The vast majority of DPL users are also heavy Excel users, and they sometimes ask us about the pros and cons of the various Excel versions. Oftentimes they have no choice in the matter – the corporate IT department is rolling out a new version of Office, and they just need to know what they’re in for. DPL has been closely integrated with Excel from the earliest days, so we definitely have an opinion. This post summarizes the highs and lows of recent Excel history, from the perspective of power users doing analytical work.
First the good news, DPL works with all of these Excel versions. If you’re using DPL 8 and Excel 2016, you’ll need 8.00.12 or later. You do need a real (i.e., not cloud) version of Excel running on your desktop. While casual noodlers can spreadsheet in a browser, analysts still need to work locally, and most pro level Office licenses reflect that.
2003 is the last of the Excel versions with traditional menus. It was a good one, particularly for people accustomed to navigating menus with the keyboard. (Tip: many of the old menu keyboard shortcuts are “grandfathered” in later Excel versions, e.g., ALT-I-R for inserting a row.) We had no complaints about this one, but all things must pass.

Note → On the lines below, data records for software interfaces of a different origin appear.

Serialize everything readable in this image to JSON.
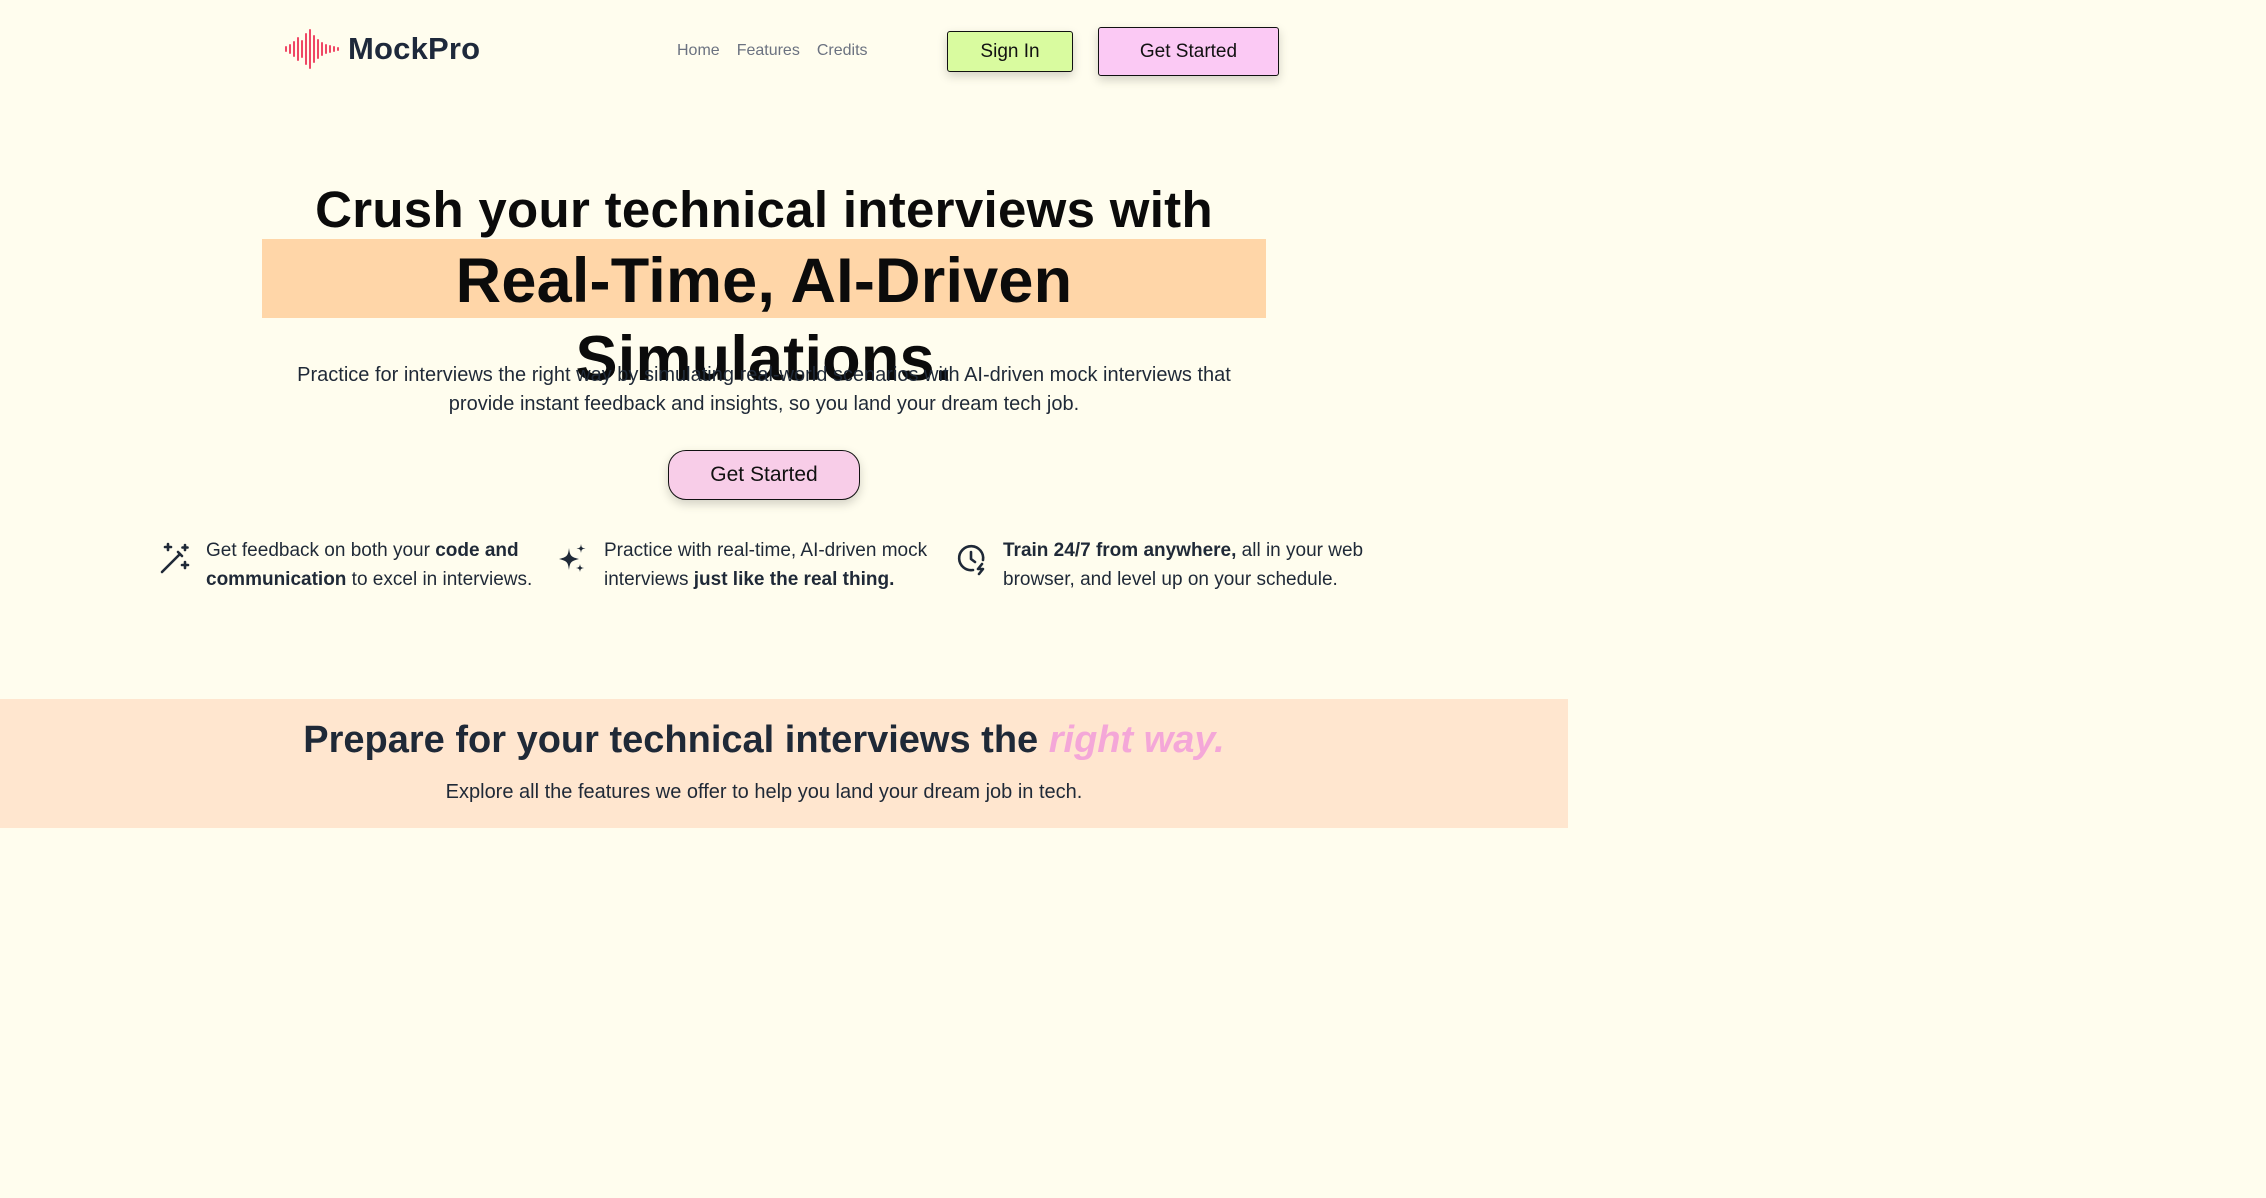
{
  "brand": {
    "name": "MockPro",
    "logo_icon": "sound-wave-icon",
    "accent": "#ef4765"
  },
  "nav": {
    "links": [
      "Home",
      "Features",
      "Credits"
    ],
    "sign_in": "Sign In",
    "get_started": "Get Started"
  },
  "hero": {
    "title_line1": "Crush your technical interviews with",
    "title_line2": "Real-Time, AI-Driven Simulations.",
    "subtitle": "Practice for interviews the right way by simulating real-world scenarios with AI-driven mock interviews that provide instant feedback and insights, so you land your dream tech job.",
    "cta": "Get Started",
    "highlight_color": "#ffd6a8"
  },
  "features": [
    {
      "icon": "magic-wand-icon",
      "t1": "Get feedback on both your ",
      "b1": "code and communication",
      "t2": " to excel in interviews."
    },
    {
      "icon": "sparkles-icon",
      "t1": "Practice with real-time, AI-driven mock interviews ",
      "b1": "just like the real thing.",
      "t2": ""
    },
    {
      "icon": "clock-bolt-icon",
      "b1": "Train 24/7 from anywhere,",
      "t2": " all in your web browser, and level up on your schedule."
    }
  ],
  "section2": {
    "title_prefix": "Prepare for your technical interviews the ",
    "title_accent": "right way.",
    "subtitle": "Explore all the features we offer to help you land your dream job in tech.",
    "background": "#ffe6cf",
    "accent_color": "#f4a7d8"
  },
  "colors": {
    "page_background": "#fffdee",
    "sign_in_button": "#d9fb9f",
    "get_started_button": "#fbc9f4"
  }
}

2007 was the biggest change to Excel in more than a decade, and it brought the new “ribbon” interface. We were initially skeptical about the ribbon, but the more we used it the more we liked it, particularly the fact that it helped to reduce dialog box sprawl. We redesigned DPL’s user interface to use the ribbon with DPL 8, and users have been happy with the change.
2010 is the high point of Excel thus far. It wasn’t all that different from 2007, but there were some refinements, and it was largely bug free. “Fix it first” is a good principle, whether you’re talking about roads and bridges or productivity software people use on a daily basis. If you’re running Excel 2010, don’t let go!
Excel “lucky ‘13” is perhaps the biggest dud in the history of Microsoft Office. Avoid it if you can. Most notably, it discards the highly successful Multiple Document Interface (MDI) in favor of the less hierarchical, stupider Single Document Interface (SDI). Think of it as the paleo diet for GUI’s. SDI is great for computer illiterate media consumers, but for power users it’s a huge step backward. Moreover, the change brought several serious bugs that affect solution developers, breaking code that had worked reliably through several previous generations. Did I mention it’s slow? Excel 2013 takes a place of honor next to Windows Vista and Microsoft Bob.
The good news is they fixed some of the major bugs in 2013. The bad news is it’s still SDI. It’s acceptable, but still more awkward than 2007 or 2010.
For grins, we have summarized this brief history in the form a March of Progress illustration. (Thanks to Benitos and Garde for the base art.)